Galaga. A fixed shooter arcade game. Published in North America in 1981 and "one of the most successful games of the Golden Age of Video Arcade Games." This is what Gus Malzahn was playing in some precious spare time last night. Which makes sense. That's what 16-year-olds like Malzahn did in 1981. They played Galaga. They also watched Raiders of the Lost Ark. But they mostly played Galaga.
What video games are the other coaches playing? Sure, they probably all play Words with
Recruits Friends and Rhett Lashlee probably plays Lego Marvel Super Heroes with his sons, but what games were they each playing when they were 16 years old? And how did it shape the football coach they would become?
J. B. Grimes - The Oregon Trail
Auburn's offensive line coach wasn't really into video games. Mostly because they basically didn't exist in 1971. The predecessor to The Oregon Trail was created that year, but it was really just for an 8th grade history class. High School Grimes didn't have time for middle school games. The only problem is now, almost 45 years later, people joke about him going on the real Oregon Trail. It's not funny, guys. Knock it off.
Lance Thompson - Pac-Man
Lance Thompson is probably a fine linebackers coach, but what he's known for is recruiting. He scoops up commitments and NLI's like Pac-Man scoops up those dots.
But the way you really know Thompson had Pac-Man Fever as a teenager is the way Nick Saban and the Alabama Nation treated him when he left their program for Auburn's. "Lance Thompson is great, he's such a good coach, our linebackers are the best, we're so glad he's on our side, he's just... Oh, he left for Auburn? We didn't want him anyway." Sounds a lot like the red ghost, Blinky, chasing and then retreating from Pac-Man.
Scott Fountain - Q*bert
If you've never played this game, let's just say it's special. Hey, our Special Teams coach is a fan. It's a board game and/or a platformer where you must change all the tiles to single color while being chased by giant snakes and who know what else. Fountain's knack for escaping danger at the last moment to win the game...
...came in quite handy in 2013.
Rodney Garner - Joust
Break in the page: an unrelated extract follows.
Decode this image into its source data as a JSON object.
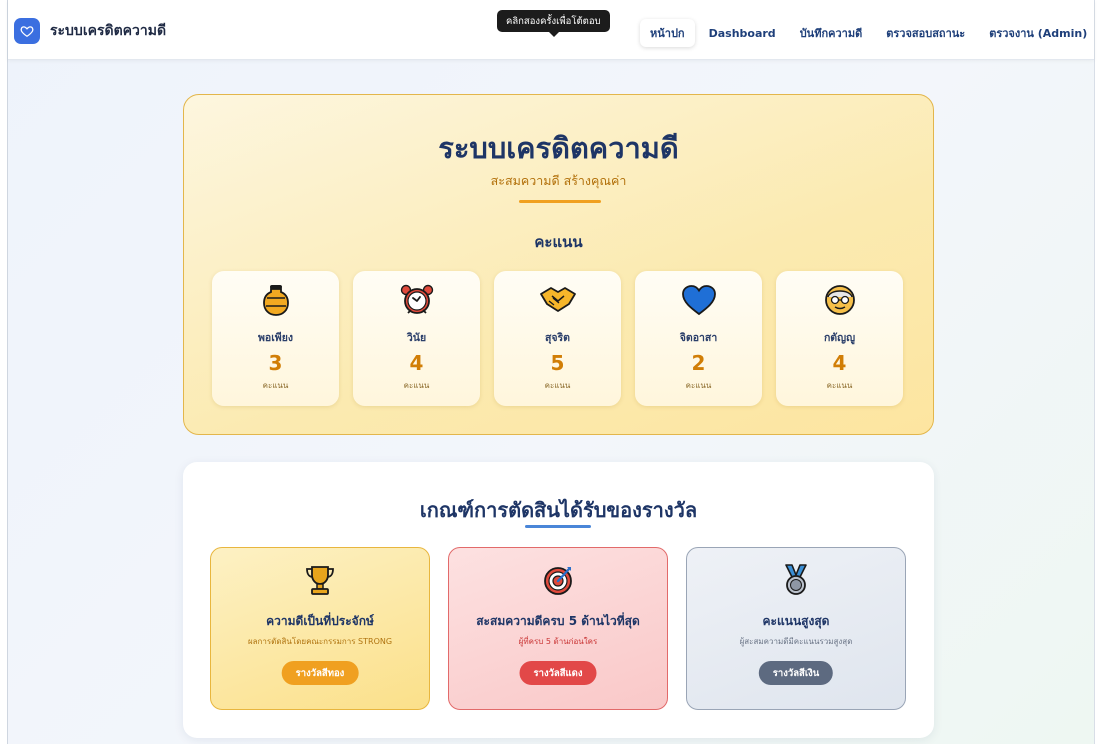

Garner has always liked to watch collisions. At Auburn, he coaches defensive lineman to crash into their offensive counterparts, but as a teenager, he used knights on ostriches. The only catch is that the football mantra of "low man wins" is completely wrong in the Joust Universe.
Tim Horton - Spy Hunter
Horton has had quite a string of running backs at Auburn. First was Tre Mason, who only broke Bo Jackson's season rushing record and finished 2013 as a Heisman finalist. But when he left for the NFL, some worried that the RB position would crash and burn. Nope. The big, red recruiting truck just pulled up and dropped off another stud back. Cameron Artis-Payne rushed for over 1600 yards in 2014.
Once again, Horton will be looking for a replacement back, and, once again, the big, red recruiting truck has dropped off several speedy options, all shiny and brand new.
Will Muschamp - Street Fighter
Auburn's once and future Defensive Coordinator has a reputation for having a temper and not being afraid to show it. As a kid, he found fighting games as a way to express that anger. Street Fighter came out when he was 16, but Street Fighter II and Mortal Kombat had a bit more influence on him. You can't tell me that smashing barrels for fun...
...didn't have a hand in his penchant for smashing whiteboards for fun.
And I've always thought this...
was just a celebratory version of Liu Kang's bicycle kick.
Dameyune Craig - Super Mario Bros. 3
As a quarterback for Auburn, Craig made things happen on the ground and through the air before dual-threat quarterbacks were cool. But just a few years earlier, he was making Mario run, jump and fly with his SMB3 speed runs, completing each level as fast as possible.
Travaris Robinson - GoldenEye 007
Like Muschamp, T-Rob was also drawn to violent video games. But when he was 16, first person shooters were the thing and GoldenEye was the best. He got so good at it that he didn't need any of the arsenal of guns in the game to actual play. He could dominate with just his virtual hand, AKA slappers only.
I only hope undoes the soft coverage we've seen at Auburn recently and teaches the cornerbacks to slap at opposing receivers at the line of scrimmage to disrupt their routes.
Ryan Russell - The Legend of Zelda: The Ocarina of Time
The first 3D Zelda title was released when Auburn's Strength Coach was a teenager. The protagonist of the game, Link, starts as a young boy who can barely lift a chicken, but over the course of the game, he grows into a young man that can lift, oh I don't know, GIANT GRANITE PILLARS!!!
Russell aims to provide that same transformation to each incoming freshman that comes into his program. Ring that bell, Link!
Rhett Lashlee - NCAA Football 2000
Auburn's Offensive Coordinator only played football games on his PlayStation. NCAA 2000, Madden 2000, NCAA 2001, Madden 2001, and so on. Yep, football all the time. What a nerd.